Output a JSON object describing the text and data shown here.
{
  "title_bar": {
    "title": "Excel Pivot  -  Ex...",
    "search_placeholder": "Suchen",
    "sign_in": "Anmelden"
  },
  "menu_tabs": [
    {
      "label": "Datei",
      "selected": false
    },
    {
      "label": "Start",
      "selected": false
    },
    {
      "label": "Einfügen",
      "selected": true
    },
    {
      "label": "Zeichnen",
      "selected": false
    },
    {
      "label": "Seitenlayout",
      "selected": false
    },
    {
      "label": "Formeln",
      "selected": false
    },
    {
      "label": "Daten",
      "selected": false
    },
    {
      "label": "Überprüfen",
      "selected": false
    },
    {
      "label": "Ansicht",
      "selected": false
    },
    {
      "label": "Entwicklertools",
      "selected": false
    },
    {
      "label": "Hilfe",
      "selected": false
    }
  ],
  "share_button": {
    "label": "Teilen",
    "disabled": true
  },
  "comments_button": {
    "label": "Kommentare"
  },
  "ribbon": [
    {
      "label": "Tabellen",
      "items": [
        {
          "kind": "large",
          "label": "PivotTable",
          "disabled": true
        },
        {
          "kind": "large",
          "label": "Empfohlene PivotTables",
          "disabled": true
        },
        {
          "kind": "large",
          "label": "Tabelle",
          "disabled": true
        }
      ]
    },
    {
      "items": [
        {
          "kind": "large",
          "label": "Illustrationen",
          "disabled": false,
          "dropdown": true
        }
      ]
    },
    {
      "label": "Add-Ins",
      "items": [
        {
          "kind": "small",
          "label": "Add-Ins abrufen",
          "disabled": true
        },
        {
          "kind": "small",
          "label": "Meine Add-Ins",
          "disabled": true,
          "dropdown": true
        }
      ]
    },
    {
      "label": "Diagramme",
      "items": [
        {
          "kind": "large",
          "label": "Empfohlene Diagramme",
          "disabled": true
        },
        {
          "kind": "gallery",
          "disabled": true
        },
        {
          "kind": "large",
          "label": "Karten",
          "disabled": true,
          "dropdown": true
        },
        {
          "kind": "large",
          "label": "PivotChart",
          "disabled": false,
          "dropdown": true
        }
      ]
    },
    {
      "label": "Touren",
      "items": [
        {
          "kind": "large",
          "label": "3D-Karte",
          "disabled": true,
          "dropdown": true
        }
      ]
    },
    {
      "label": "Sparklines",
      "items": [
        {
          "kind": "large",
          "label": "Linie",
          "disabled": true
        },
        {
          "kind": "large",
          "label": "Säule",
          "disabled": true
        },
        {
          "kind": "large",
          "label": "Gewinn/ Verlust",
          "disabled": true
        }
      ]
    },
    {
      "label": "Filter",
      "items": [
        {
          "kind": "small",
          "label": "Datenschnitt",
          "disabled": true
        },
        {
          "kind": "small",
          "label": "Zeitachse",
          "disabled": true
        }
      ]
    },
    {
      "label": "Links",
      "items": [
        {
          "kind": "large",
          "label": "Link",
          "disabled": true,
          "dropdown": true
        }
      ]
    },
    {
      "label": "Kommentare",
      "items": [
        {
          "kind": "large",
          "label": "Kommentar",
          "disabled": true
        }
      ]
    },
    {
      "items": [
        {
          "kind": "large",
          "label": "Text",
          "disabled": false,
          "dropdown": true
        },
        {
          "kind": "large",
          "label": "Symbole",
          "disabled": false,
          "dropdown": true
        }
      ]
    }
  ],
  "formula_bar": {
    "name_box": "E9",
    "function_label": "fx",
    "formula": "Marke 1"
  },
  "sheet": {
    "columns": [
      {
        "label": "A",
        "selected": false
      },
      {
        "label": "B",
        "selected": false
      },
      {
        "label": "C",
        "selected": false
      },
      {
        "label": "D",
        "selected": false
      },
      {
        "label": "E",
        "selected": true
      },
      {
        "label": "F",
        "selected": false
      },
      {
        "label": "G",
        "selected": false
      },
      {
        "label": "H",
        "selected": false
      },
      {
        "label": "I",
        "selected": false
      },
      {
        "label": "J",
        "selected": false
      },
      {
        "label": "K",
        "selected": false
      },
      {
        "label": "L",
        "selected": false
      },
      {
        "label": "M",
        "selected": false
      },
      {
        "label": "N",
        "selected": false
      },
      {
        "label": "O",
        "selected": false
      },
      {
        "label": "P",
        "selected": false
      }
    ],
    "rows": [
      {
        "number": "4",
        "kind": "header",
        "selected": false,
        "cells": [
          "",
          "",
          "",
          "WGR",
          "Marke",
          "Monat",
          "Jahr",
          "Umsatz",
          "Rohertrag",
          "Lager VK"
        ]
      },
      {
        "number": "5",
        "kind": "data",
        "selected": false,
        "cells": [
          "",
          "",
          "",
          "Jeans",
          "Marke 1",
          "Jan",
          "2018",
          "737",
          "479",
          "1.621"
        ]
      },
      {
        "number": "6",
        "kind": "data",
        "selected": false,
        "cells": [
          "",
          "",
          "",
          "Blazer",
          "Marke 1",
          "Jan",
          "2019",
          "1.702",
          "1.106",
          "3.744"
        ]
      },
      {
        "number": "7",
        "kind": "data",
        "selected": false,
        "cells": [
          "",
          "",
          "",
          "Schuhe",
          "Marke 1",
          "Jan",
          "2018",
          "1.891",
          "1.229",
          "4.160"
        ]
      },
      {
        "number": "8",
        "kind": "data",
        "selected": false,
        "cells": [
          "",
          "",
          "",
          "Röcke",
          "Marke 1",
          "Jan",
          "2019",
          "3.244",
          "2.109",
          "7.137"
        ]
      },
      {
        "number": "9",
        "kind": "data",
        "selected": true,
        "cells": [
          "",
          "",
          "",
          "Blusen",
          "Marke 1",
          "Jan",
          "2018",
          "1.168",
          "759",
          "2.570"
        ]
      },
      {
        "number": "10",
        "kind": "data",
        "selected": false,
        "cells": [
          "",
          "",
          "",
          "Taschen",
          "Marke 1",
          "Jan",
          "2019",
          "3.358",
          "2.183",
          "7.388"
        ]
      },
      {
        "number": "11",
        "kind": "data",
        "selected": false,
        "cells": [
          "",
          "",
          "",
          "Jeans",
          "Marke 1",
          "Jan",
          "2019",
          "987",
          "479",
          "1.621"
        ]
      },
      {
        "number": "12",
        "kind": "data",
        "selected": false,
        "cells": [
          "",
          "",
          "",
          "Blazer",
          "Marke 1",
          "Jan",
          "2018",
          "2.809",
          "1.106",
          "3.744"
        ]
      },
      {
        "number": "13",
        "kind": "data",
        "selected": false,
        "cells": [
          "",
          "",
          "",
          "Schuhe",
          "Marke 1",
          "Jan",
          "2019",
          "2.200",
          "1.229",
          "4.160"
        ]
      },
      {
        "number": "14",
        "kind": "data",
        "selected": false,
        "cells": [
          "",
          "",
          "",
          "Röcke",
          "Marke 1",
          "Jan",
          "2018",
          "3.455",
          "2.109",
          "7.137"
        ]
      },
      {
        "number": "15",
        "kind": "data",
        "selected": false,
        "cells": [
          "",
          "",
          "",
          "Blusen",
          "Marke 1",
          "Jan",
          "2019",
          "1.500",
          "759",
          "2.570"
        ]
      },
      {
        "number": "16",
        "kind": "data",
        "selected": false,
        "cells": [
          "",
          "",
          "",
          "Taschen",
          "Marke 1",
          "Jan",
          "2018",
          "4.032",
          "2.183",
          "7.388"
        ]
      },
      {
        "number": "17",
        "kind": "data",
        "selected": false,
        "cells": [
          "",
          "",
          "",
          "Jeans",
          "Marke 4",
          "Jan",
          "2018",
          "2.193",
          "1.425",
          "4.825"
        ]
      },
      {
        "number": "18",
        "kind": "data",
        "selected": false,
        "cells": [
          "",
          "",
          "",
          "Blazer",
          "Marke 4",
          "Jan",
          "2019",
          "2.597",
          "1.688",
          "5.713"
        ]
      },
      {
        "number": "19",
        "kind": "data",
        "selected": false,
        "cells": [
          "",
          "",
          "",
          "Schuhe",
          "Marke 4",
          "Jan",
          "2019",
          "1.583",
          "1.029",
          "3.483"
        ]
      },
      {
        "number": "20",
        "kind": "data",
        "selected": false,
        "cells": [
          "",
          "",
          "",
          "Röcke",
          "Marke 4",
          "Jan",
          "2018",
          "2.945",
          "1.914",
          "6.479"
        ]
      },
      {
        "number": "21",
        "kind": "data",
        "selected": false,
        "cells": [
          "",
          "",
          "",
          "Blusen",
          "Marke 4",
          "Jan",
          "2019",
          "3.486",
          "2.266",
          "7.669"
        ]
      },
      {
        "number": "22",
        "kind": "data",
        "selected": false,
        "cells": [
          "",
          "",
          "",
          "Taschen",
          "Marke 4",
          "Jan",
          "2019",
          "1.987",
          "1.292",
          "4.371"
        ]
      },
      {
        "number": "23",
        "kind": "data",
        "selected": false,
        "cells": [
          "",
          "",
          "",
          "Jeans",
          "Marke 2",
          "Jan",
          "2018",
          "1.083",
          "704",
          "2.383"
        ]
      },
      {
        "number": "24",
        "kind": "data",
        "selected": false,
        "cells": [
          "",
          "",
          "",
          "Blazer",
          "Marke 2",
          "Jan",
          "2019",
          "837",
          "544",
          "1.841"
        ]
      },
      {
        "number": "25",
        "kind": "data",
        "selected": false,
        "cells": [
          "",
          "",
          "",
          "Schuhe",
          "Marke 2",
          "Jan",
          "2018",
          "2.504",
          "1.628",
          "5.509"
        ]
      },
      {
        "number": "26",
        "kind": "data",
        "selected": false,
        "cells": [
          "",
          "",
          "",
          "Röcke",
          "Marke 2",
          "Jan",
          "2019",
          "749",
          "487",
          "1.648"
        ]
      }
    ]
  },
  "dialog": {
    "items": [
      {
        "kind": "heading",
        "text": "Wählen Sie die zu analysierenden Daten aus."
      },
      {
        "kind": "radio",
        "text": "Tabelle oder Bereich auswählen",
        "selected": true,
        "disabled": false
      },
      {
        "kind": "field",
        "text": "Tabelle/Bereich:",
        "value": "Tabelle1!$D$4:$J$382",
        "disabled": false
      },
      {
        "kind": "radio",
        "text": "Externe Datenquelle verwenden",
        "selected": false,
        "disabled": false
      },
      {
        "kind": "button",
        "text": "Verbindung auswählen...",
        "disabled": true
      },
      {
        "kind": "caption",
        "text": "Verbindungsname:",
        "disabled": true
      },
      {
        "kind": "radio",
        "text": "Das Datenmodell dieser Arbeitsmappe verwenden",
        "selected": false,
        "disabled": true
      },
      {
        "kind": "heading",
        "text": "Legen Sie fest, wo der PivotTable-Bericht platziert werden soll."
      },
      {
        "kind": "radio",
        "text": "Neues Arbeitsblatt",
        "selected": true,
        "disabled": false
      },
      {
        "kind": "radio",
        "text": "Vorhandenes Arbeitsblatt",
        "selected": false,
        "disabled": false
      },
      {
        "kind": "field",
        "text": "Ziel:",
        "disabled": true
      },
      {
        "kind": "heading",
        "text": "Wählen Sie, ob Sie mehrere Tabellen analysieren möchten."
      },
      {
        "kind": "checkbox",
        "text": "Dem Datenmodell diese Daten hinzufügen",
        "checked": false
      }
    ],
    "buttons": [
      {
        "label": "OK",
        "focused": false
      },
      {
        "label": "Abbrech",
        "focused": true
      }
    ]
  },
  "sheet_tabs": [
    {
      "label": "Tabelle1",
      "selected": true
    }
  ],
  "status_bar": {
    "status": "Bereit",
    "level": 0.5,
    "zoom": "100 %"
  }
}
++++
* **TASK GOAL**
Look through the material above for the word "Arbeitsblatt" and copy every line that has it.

* **TASK ANSWER**
        "text": "Neues Arbeitsblatt",
        "text": "Vorhandenes Arbeitsblatt",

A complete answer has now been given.